What number of lines in the records below hold the word "RHCSA"? Give that number alone.

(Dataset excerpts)
Segment Open

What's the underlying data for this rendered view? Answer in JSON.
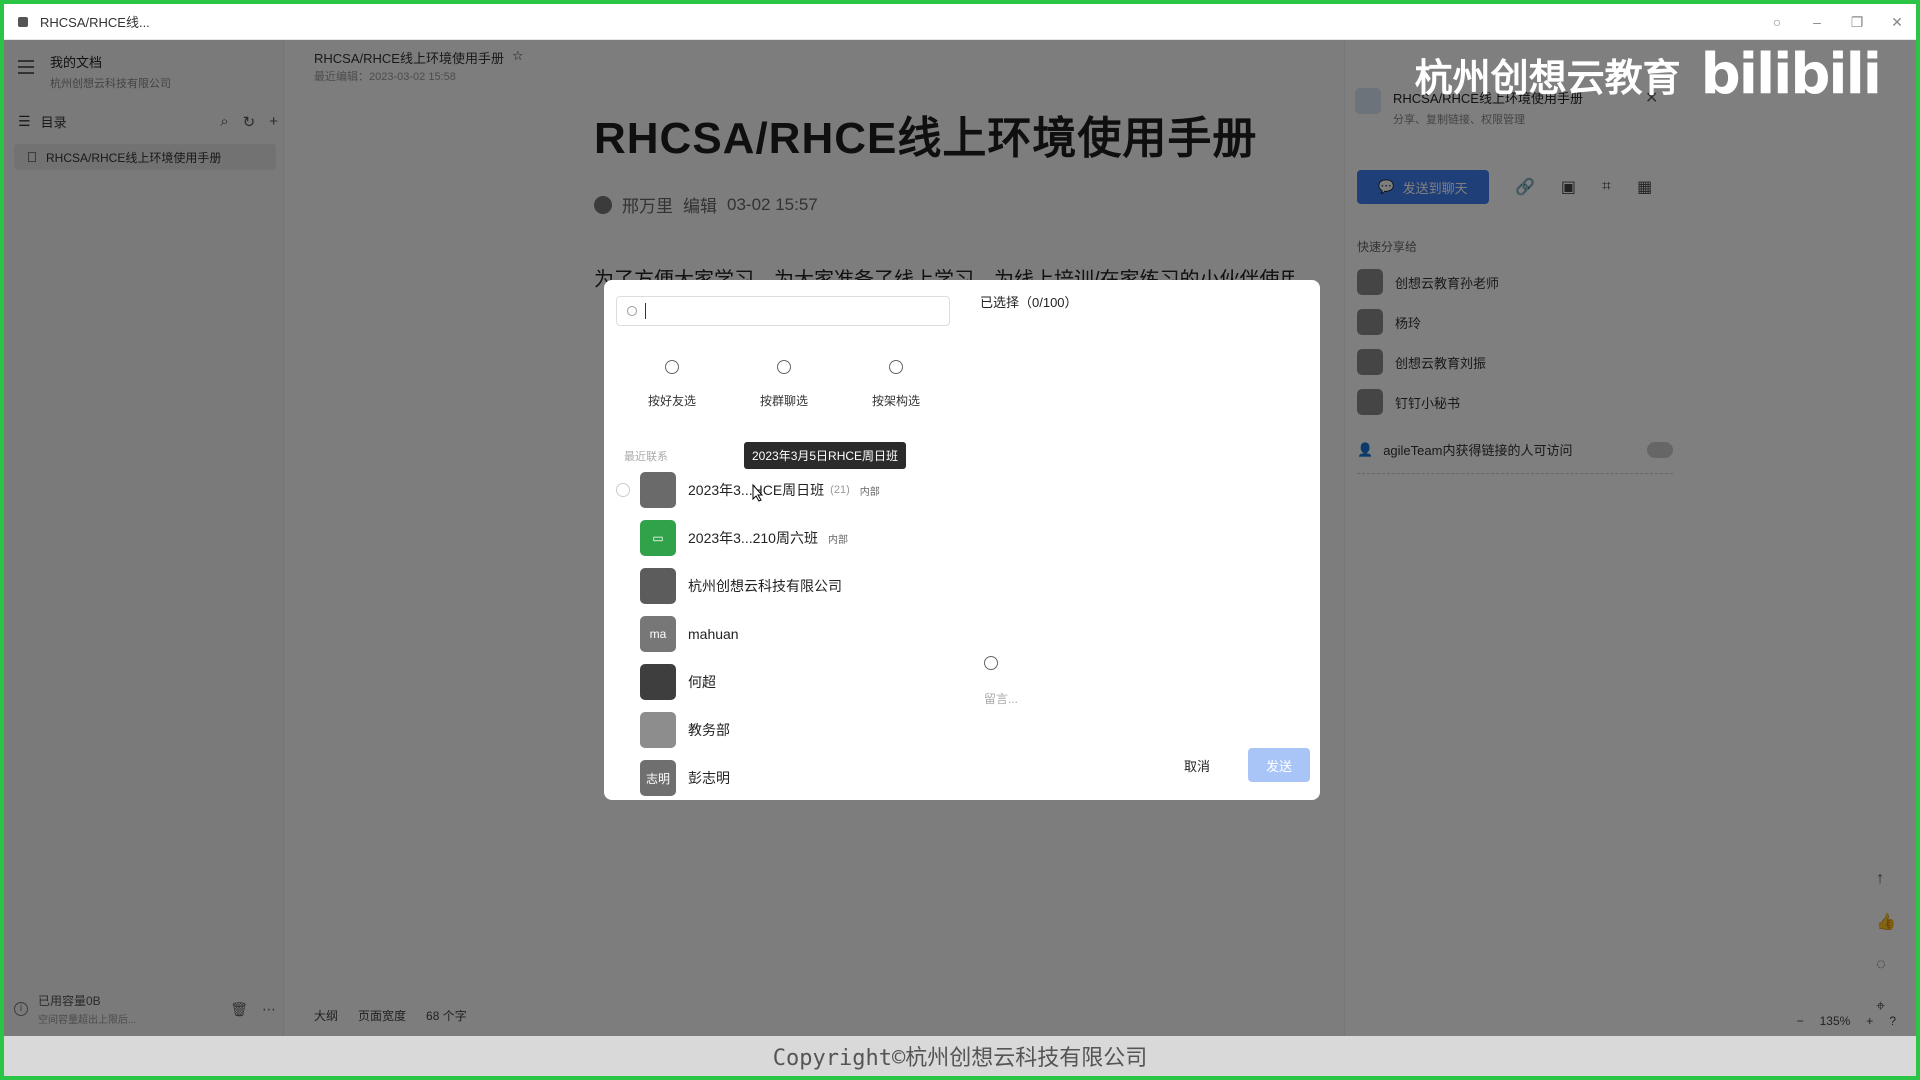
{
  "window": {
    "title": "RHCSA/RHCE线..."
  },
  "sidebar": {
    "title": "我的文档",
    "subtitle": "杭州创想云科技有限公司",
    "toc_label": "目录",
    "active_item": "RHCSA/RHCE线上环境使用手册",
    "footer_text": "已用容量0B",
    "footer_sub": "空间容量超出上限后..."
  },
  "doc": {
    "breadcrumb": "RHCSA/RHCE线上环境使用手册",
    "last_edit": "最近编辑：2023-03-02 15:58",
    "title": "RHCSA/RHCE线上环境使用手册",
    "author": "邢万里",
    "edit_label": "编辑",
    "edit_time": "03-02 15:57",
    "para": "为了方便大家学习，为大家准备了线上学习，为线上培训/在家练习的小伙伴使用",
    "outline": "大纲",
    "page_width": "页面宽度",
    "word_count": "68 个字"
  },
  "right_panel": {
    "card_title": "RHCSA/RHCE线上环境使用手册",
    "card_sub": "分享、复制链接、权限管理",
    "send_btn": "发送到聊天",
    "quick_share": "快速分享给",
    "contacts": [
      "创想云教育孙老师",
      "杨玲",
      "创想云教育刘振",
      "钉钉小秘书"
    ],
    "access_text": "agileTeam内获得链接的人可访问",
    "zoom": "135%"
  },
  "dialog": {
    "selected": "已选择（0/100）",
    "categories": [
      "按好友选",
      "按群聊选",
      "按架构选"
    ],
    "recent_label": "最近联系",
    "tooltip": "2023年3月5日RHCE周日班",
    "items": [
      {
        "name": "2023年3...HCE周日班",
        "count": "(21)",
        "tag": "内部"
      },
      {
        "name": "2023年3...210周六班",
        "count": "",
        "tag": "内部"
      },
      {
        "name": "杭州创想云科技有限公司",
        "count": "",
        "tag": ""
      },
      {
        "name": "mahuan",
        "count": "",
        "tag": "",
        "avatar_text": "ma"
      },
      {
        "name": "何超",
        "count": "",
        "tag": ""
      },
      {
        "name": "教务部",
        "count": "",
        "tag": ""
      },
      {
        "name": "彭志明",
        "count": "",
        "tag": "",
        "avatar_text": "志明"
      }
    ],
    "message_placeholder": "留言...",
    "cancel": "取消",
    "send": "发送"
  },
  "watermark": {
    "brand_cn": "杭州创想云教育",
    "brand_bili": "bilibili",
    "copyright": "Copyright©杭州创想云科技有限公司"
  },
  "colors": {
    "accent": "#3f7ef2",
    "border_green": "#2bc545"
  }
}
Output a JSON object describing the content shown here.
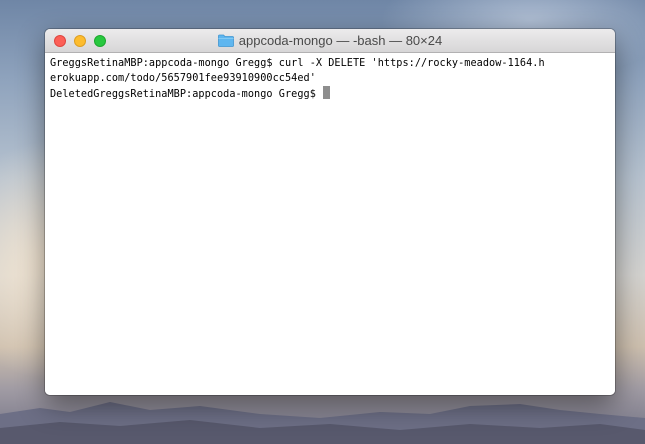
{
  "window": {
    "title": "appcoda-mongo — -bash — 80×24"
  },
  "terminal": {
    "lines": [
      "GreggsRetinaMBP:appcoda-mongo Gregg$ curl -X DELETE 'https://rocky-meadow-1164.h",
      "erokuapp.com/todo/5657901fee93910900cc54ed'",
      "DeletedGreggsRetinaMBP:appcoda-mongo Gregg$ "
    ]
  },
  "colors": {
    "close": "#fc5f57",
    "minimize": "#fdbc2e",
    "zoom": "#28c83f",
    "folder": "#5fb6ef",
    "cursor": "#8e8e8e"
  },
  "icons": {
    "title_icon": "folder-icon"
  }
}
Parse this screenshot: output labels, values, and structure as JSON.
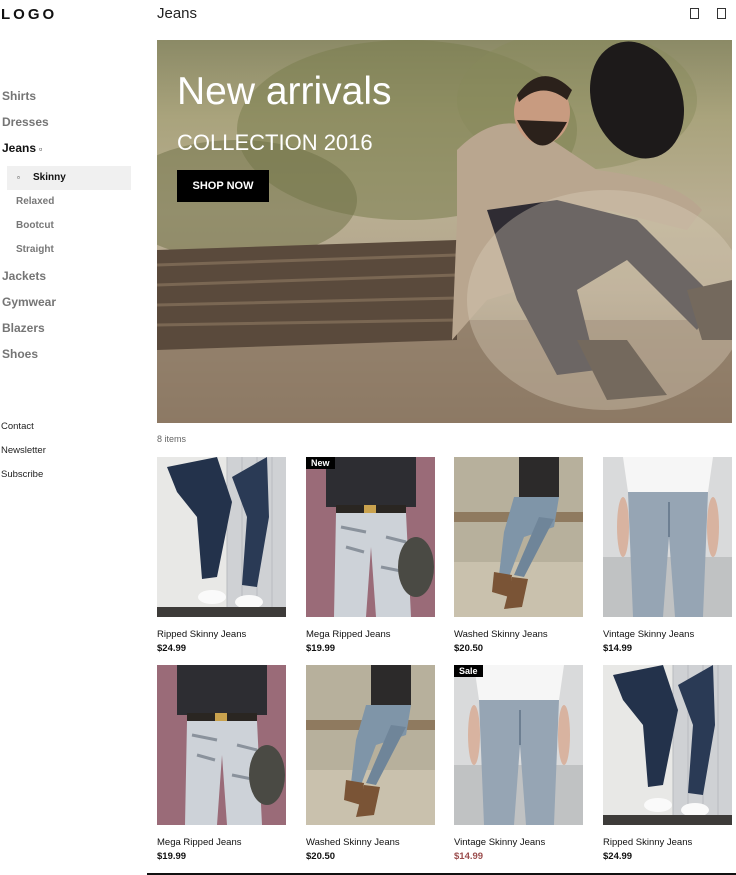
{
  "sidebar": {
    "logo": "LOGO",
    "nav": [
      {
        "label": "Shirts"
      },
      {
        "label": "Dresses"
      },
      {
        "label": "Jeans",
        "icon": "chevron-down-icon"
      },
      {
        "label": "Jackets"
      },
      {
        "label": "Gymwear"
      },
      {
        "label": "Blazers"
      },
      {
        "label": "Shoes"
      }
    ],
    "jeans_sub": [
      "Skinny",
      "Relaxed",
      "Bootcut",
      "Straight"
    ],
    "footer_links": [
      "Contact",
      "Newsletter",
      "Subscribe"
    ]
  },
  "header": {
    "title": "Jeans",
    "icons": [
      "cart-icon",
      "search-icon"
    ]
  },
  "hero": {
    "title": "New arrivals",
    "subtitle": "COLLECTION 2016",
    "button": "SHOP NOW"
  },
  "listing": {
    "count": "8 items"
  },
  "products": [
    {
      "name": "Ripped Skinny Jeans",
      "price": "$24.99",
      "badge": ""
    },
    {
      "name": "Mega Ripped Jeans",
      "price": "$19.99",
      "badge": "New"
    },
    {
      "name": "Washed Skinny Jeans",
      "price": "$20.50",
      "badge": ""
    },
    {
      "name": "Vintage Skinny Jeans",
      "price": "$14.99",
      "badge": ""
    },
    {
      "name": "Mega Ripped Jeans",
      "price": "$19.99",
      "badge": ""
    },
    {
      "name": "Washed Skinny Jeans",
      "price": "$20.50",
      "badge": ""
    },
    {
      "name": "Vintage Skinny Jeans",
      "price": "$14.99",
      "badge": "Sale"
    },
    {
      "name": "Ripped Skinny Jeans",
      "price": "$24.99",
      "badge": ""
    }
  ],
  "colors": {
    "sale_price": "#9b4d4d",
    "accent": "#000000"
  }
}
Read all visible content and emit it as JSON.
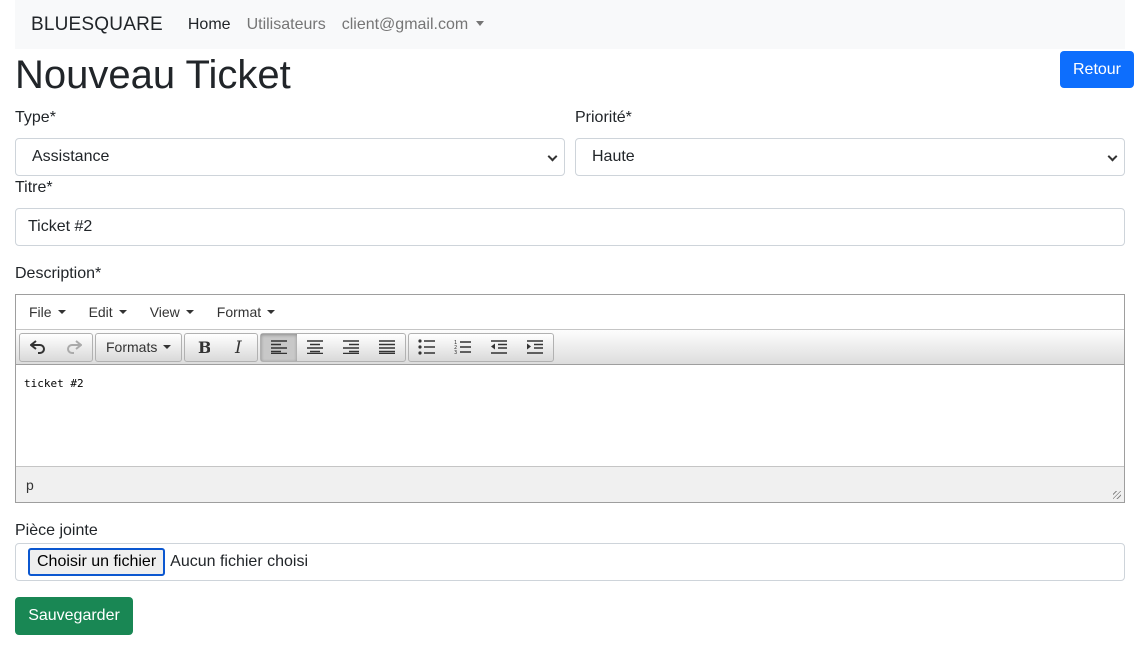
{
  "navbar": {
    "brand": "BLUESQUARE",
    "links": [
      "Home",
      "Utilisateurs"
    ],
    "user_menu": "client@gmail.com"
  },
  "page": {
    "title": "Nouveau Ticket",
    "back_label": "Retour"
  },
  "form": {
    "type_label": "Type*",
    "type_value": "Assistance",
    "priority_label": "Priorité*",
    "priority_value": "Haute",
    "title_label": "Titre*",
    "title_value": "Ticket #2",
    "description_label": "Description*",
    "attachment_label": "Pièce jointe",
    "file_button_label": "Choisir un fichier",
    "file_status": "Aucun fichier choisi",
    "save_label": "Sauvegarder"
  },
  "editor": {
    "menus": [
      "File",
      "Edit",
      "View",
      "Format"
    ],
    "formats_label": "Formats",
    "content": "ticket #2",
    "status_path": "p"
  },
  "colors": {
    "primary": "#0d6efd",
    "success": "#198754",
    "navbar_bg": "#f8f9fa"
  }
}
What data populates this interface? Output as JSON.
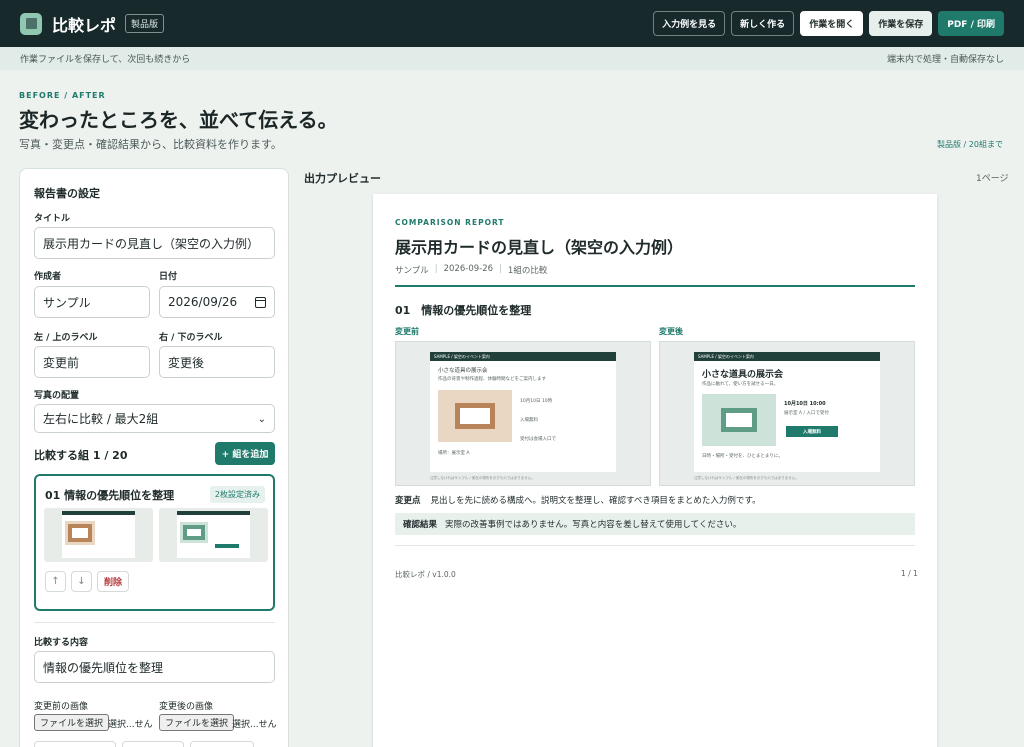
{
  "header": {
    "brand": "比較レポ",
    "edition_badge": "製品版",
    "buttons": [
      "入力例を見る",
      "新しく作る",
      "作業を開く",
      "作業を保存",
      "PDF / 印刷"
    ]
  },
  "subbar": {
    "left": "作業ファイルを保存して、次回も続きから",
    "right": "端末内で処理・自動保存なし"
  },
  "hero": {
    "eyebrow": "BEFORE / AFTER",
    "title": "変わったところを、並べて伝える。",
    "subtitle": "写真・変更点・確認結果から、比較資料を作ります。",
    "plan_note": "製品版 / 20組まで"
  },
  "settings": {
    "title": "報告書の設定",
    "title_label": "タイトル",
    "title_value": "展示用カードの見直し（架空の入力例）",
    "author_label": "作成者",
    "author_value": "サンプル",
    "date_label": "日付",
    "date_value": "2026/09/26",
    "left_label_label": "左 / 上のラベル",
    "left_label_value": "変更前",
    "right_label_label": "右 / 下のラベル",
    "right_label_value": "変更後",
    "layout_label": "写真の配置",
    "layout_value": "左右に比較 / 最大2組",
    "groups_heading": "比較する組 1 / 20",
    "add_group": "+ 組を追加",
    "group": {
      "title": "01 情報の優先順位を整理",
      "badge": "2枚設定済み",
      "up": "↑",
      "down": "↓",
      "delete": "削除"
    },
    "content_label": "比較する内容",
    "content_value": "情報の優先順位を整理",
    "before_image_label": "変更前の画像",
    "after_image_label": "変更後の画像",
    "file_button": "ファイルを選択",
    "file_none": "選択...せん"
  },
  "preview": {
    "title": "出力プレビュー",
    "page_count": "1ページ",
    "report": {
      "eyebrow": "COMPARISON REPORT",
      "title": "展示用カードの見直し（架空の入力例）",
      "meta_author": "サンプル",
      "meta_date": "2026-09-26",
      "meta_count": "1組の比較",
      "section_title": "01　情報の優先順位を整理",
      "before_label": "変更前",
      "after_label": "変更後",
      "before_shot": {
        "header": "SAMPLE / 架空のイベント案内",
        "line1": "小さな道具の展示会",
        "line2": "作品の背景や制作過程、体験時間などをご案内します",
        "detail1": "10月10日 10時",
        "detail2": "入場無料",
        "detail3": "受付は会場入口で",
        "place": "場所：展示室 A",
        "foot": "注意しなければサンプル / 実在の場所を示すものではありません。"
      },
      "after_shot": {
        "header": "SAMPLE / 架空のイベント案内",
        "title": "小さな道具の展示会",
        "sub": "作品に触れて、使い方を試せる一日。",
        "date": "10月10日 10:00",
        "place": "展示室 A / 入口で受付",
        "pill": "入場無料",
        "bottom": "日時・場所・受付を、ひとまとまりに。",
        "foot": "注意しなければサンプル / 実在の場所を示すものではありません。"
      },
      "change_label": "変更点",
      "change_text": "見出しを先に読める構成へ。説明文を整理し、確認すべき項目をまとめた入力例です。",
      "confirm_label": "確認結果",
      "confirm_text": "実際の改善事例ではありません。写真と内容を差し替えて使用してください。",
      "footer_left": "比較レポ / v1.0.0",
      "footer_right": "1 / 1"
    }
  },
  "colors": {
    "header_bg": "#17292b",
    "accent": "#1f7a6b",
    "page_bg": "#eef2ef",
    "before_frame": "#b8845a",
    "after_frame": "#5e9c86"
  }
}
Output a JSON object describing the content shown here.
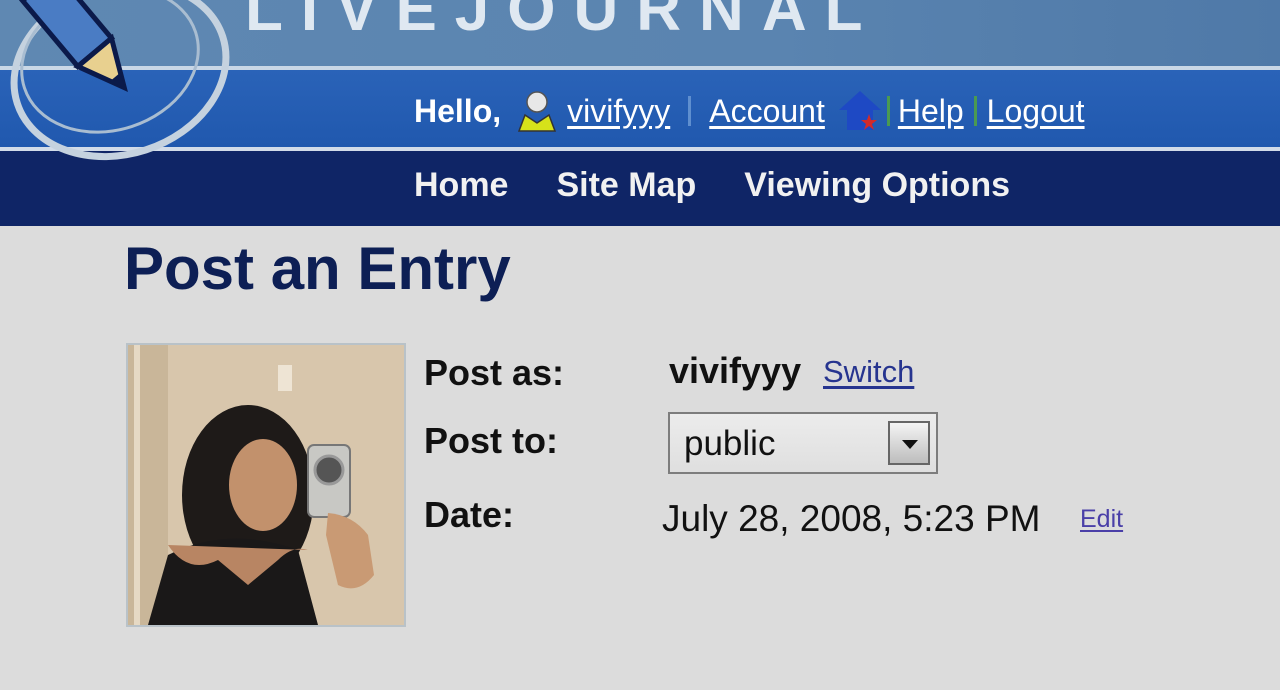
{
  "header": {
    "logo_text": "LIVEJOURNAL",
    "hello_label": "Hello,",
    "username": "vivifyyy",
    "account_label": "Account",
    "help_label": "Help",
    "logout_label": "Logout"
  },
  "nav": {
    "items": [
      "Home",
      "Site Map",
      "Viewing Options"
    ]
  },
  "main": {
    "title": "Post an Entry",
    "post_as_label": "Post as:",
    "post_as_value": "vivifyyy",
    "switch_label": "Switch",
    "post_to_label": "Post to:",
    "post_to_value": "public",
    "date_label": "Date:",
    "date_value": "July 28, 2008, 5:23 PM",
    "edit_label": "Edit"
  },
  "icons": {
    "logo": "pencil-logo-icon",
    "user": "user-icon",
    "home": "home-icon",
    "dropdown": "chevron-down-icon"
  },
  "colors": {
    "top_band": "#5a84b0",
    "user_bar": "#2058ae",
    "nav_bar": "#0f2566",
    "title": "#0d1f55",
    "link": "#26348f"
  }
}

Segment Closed

▶ Result
5